Hopium, the young French manufacturer of hydrogen cars, has been placed in receivership. The aim of the procedure is to enable the company to continue its activities, pay off its debts and reorganise.
Yesterday, we learnt from a press release that Hopium had asked Euronext to suspend the listing of its share price. Now we know why. In a ruling from 19 July, the Paris Commercial Court opened receivership proceedings in favour of Hopium for an initial period of 6 months (until 19 January 2024). They are renewable for a further 6 months if need be.
This type of situation applies to companies that suspended their payments and do not have enough liquid assets to pay off their debts.
A continuity plan to pay off debts

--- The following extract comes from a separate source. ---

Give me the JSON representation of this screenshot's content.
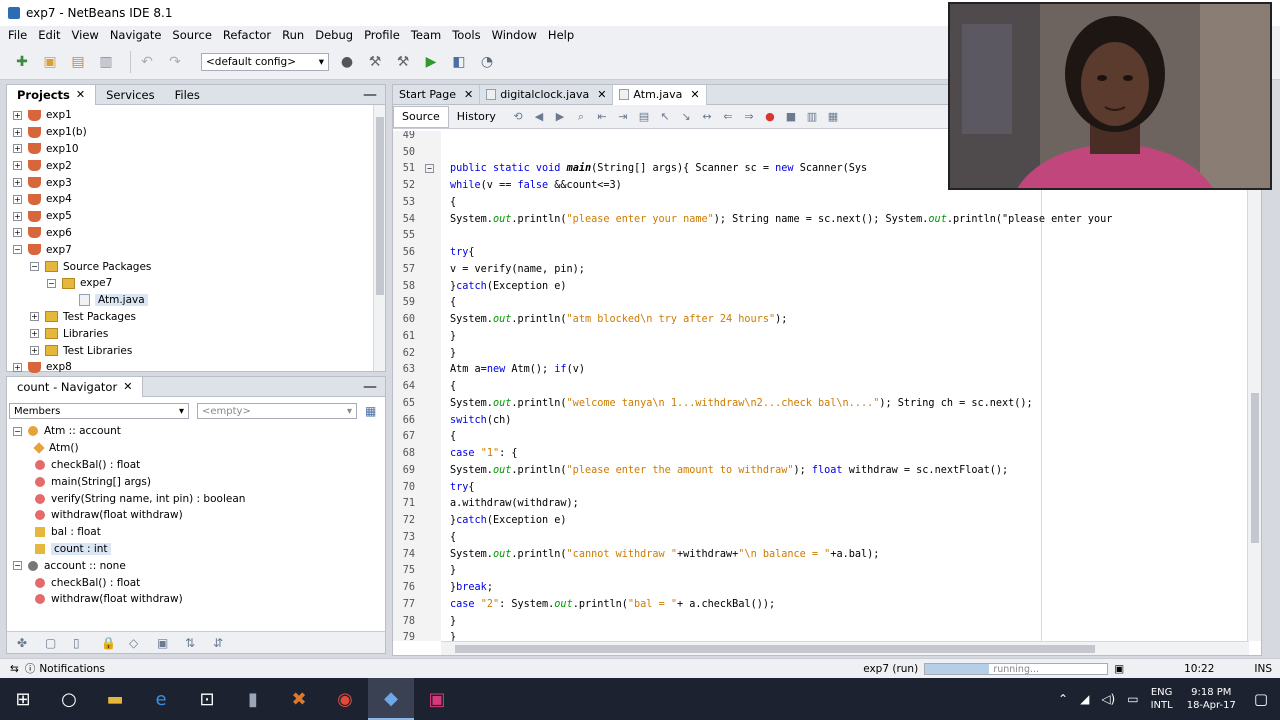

In its press release, Hopium stated that the procedure places it under the protection of the Court by freezing all debts incurred prior to 19 July. These will be repaid under the continuity plan that the company intends to submit to the Court during the observation period. In the meantime, Hopium will continue to benefit from the support of its financial partner Atlas Special Opportunities.
The situation is serious, but not necessarily desperate.
Despite the receivership Hopium is determined to keep developing its fuel cell
Thanks to this new support Hopium will be able to continue developing its hydrogen fuel cell up to TRL 6 technology level, developing a prototype close to mass production by concentrating its resources on R&D. The company’s aim is to demonstrate “the maturity of its proprietary technology and its ability to serve the mobility sector.” The observation period will also enable the company to “pursue ongoing contacts and discussions with potential industrial and commercial partners.”
Article written by Laurent Meillaud and translated by Logan King